Glendale Mall is featuring a free tax preparation service sponsored by the Indianapolis Asset Building Campaign.
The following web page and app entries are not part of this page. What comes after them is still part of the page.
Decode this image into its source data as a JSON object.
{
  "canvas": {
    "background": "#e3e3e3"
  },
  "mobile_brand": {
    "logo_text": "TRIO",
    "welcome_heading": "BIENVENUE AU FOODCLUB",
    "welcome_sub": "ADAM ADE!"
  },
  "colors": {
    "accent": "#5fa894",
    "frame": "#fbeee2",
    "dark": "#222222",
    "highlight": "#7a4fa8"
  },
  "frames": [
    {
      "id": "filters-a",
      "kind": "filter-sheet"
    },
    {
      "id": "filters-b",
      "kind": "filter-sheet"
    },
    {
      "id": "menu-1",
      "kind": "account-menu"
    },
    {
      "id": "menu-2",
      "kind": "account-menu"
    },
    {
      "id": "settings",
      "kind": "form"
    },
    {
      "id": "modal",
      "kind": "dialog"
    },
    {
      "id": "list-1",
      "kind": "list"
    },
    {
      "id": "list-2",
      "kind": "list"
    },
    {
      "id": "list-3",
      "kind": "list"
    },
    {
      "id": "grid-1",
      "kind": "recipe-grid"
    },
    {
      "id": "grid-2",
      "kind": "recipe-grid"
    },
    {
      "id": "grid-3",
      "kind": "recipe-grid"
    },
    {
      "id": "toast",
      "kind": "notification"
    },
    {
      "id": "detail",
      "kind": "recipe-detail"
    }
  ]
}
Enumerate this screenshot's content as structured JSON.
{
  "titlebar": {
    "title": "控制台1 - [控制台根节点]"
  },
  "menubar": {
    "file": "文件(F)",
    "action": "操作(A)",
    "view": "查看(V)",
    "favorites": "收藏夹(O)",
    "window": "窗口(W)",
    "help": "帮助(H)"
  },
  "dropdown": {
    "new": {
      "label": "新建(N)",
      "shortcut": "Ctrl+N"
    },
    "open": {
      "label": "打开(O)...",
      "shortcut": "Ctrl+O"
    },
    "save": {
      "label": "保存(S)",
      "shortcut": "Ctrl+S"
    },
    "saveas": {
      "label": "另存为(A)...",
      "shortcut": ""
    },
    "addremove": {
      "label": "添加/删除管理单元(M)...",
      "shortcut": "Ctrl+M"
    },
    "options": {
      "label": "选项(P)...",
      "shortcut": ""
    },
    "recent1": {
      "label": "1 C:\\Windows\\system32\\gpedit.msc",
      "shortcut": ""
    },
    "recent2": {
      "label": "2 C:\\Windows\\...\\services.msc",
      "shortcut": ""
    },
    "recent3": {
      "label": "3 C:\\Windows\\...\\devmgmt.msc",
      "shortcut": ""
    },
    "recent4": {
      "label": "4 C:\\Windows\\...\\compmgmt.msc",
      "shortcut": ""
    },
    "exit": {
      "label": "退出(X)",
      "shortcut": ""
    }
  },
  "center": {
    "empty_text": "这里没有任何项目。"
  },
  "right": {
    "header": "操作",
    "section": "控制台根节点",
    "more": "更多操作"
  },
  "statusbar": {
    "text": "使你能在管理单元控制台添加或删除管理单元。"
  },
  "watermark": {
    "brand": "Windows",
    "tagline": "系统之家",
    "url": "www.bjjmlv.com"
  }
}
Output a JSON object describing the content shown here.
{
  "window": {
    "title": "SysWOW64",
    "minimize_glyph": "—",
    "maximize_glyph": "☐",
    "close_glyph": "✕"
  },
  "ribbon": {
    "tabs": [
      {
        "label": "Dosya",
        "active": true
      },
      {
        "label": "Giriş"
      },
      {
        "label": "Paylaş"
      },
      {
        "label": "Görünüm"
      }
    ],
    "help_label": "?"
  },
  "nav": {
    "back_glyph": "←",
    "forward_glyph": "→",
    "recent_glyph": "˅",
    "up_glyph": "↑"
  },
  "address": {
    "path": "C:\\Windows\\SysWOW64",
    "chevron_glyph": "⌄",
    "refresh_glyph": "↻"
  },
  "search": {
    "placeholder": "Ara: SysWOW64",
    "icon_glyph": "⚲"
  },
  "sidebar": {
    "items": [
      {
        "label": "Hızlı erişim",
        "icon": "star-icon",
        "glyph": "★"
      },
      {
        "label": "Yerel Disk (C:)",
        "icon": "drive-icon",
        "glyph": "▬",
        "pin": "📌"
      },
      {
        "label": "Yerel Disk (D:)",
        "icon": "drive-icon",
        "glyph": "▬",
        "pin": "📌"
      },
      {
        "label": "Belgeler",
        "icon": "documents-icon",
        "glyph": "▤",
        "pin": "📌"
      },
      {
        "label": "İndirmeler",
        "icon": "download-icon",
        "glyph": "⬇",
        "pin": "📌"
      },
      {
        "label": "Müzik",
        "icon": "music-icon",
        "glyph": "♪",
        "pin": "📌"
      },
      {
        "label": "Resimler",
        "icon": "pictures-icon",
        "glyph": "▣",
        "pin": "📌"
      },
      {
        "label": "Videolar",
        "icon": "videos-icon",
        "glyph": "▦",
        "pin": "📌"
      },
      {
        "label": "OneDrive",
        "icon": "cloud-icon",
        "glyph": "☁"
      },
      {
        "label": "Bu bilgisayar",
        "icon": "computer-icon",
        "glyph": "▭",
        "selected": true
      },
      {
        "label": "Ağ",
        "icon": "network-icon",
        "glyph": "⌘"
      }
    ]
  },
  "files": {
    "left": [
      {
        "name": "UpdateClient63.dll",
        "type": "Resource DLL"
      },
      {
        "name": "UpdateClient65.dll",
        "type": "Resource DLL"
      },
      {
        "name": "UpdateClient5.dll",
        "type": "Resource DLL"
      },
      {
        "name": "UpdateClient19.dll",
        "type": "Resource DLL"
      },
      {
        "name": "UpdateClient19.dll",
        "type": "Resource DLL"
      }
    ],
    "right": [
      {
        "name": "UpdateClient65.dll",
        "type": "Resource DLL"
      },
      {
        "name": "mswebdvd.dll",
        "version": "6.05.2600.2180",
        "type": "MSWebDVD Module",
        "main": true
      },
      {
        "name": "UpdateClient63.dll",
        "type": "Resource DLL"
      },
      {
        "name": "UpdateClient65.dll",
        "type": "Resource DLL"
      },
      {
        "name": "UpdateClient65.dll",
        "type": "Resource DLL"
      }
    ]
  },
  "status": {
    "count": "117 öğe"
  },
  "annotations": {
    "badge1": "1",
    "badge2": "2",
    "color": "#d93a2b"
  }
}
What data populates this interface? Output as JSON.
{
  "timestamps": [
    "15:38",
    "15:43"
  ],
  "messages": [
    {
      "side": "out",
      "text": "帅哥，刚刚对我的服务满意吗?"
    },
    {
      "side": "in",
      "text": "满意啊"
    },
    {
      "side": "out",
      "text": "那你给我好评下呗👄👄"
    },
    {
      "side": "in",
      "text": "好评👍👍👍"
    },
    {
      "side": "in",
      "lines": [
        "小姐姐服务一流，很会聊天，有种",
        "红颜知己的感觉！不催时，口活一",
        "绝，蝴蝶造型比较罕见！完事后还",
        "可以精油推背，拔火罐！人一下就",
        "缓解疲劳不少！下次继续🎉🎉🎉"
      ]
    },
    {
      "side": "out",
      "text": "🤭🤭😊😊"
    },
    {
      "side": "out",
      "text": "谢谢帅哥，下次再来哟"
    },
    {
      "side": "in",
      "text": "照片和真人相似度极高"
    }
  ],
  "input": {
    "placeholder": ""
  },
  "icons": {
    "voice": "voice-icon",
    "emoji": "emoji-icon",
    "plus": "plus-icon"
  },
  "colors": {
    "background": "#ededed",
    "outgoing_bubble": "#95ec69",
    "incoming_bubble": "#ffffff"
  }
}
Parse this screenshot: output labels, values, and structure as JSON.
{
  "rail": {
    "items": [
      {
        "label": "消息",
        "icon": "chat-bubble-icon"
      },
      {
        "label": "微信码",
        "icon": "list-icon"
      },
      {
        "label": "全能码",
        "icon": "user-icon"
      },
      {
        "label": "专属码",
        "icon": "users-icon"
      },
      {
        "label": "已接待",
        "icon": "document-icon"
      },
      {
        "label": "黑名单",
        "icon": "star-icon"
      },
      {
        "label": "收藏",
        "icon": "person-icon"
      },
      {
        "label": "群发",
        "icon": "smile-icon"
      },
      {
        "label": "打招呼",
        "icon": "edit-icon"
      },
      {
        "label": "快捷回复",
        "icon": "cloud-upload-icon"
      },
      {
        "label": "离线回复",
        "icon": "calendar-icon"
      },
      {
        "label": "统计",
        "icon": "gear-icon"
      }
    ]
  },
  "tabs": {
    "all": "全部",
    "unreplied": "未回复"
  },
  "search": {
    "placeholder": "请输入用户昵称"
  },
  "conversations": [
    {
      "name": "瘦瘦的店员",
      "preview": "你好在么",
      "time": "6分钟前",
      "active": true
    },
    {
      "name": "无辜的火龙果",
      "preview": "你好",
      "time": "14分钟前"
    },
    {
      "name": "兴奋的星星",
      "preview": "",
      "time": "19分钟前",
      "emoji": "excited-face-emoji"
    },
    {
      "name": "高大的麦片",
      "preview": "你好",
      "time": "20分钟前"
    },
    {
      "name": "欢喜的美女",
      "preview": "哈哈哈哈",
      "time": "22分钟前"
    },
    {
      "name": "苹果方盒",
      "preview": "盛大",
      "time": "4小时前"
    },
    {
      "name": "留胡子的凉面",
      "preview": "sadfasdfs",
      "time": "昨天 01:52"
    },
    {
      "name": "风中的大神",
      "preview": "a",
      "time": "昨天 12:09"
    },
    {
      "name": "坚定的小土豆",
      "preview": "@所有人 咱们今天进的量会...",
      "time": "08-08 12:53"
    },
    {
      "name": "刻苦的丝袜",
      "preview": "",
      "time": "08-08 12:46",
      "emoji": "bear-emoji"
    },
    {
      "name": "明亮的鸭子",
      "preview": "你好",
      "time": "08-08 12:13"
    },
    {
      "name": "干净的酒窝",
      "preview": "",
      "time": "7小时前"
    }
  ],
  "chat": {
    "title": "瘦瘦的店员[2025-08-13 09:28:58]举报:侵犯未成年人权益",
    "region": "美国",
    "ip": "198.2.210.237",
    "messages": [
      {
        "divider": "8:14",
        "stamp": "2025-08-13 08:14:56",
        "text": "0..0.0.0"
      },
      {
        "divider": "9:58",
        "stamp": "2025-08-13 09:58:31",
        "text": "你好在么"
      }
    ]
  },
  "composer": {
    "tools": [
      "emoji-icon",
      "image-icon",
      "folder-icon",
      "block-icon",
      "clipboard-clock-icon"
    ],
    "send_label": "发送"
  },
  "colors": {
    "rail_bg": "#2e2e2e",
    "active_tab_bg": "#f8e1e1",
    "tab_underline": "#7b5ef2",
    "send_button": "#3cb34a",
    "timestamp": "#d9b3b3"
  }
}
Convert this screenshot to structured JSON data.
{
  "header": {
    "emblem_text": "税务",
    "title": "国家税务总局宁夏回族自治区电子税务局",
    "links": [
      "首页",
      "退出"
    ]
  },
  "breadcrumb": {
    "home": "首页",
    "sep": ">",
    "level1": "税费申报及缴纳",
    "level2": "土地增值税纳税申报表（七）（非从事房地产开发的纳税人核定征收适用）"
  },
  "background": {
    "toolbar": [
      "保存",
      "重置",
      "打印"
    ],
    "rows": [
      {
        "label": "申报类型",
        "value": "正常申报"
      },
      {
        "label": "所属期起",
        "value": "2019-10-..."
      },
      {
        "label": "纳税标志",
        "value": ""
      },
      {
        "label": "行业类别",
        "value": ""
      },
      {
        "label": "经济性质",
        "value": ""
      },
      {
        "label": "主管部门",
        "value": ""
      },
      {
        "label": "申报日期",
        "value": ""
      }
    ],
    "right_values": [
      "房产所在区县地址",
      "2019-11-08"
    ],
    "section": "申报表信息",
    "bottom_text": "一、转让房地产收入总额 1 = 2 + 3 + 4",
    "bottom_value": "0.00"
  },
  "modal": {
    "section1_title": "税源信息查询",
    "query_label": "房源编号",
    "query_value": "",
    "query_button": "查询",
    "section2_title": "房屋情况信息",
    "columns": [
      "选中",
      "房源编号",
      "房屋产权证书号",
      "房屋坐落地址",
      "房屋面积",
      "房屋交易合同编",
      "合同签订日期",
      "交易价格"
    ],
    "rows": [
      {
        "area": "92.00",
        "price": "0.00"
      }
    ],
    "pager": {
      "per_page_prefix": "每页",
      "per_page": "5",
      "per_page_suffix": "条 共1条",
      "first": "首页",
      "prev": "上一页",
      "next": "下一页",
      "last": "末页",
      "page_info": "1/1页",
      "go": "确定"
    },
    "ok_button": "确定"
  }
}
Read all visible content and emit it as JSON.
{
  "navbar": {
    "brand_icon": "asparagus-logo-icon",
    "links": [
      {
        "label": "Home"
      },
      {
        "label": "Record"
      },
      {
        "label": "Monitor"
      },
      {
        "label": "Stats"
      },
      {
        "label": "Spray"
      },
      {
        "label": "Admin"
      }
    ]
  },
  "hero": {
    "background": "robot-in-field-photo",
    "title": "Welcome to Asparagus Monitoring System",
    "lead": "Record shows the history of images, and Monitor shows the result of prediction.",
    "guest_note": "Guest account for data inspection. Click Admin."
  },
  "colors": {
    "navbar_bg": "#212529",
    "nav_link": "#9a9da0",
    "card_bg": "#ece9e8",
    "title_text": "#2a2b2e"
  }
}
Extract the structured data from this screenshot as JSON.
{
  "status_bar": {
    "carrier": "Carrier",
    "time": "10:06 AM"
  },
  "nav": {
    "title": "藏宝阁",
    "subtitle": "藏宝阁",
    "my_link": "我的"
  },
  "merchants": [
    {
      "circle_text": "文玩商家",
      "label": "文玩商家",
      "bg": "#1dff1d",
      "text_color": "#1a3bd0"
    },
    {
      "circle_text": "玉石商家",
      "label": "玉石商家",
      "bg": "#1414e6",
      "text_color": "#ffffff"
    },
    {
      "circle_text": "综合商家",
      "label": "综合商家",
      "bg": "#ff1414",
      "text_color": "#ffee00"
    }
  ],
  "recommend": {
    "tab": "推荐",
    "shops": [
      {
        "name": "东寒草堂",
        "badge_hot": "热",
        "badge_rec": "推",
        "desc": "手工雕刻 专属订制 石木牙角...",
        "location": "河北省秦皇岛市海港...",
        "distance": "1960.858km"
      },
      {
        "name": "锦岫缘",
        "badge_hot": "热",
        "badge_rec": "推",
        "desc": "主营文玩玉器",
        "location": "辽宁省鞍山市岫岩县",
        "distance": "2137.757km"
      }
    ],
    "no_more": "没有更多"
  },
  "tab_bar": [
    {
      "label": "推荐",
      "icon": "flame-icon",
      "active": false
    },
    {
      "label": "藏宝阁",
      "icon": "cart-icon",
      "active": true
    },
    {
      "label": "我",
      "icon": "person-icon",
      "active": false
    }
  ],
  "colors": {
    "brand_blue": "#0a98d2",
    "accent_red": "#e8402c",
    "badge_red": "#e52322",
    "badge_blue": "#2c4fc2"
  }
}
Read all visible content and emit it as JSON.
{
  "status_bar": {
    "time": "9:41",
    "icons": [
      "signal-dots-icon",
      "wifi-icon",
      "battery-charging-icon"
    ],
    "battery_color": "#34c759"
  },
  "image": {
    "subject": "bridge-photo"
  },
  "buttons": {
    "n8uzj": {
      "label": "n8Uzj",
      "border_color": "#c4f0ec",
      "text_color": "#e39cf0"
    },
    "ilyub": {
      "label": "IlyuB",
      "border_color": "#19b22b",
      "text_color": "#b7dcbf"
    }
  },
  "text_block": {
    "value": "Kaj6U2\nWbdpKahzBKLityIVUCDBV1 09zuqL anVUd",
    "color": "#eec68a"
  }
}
It"s a little-known fact that since 1976 the Earned Income Tax Credit has lifted more families above the poverty line than any other federal program for the working poor. Although Indianapolis filers received more than $92 million in EITC refunds in 2000, a recent Brookings Institution study found that an additional 15,000 to 20,000 Indianapolis households eligible for the credit failed to claim it - a loss of $22 million. Eligible workers often don"t claim the EITC because they aren"t aware of the program, or have an income so low that they are not required to file a federal tax return. The study also uncovered a second disturbing trend: Fifty-six percent of Indianapolis residents who did receive the EITC claimed their refund through commercial tax preparers offering so-called "refund anticipation loans" with high interest rates of 100 percent or more. According to Allison Luthe of the Indianapolis Asset Building Campaign, these fast refund services have grown in popularity in recent years as commercial banks close their branches in urban areas. "People use [rapid refund services] because they need them. If we were to do something to put the rapid refund places out of business, there would be many residents who would not have another way to access credit," Luthe says. The IABC"s Brenda Johnson, who recently visited a rapid refund service located inside a liquor store, feels that "those agencies prey on low-income urban tax filers." Married workers earning less than $33,178 and single workers earning less than $11,060 in 2002 are eligible for the EITC and the IABC"s free tax preparation and financial education services, and the campaign expects to prepare more than 5,000 returns this tax season. By 10 a.m., the Glendale site was already crowded with people waiting to receive tax help. While they waited an average of 20 to 40 minutes for an appointment with one of eight volunteer tax preparers, some people participated in a financial literacy workshop with Ron Butler of First Indiana Bank. "It"s not how much you earn, it"s what you do with it," he stressed, encouraging use of the Indy Saves program, which helps people open savings accounts and work toward reachable savings goals, no matter how modest. The Brookings Institution study found that over half of EITC earners use their refund to invest in education or transportation, make down payment on a home or start a savings account. Some use the credit to meet more immediate needs, such as one man who told IABC staff he planned to purchase a new bed and a computer. "For many people, getting the EITC represents a significant percent of what they earn during the year," Luthe notes. At the end of the day, people using the IABC service had claimed more than $129,000 in federal returns, though the staff said they could have served even more people, if not for a shortage of volunteers. The Saturday workshops will be offered twice more this tax season, on March 22 at El Centro Hispano, and on April 15 at the Julia Carson Center, where last-minute filers will be able to make appointments from noon to midnight. "When folks don"t know where to get help, they feel alone and unempowered," Butler says. "Knowledge empowers them." For more information on free tax preparation services, volunteer opportunities or to make an appointment for assistance on April 15, call the IABC at 423-1770, or visit www.indyfamilies.org/eitc. The Indy Saves program can be reached at 262-1706.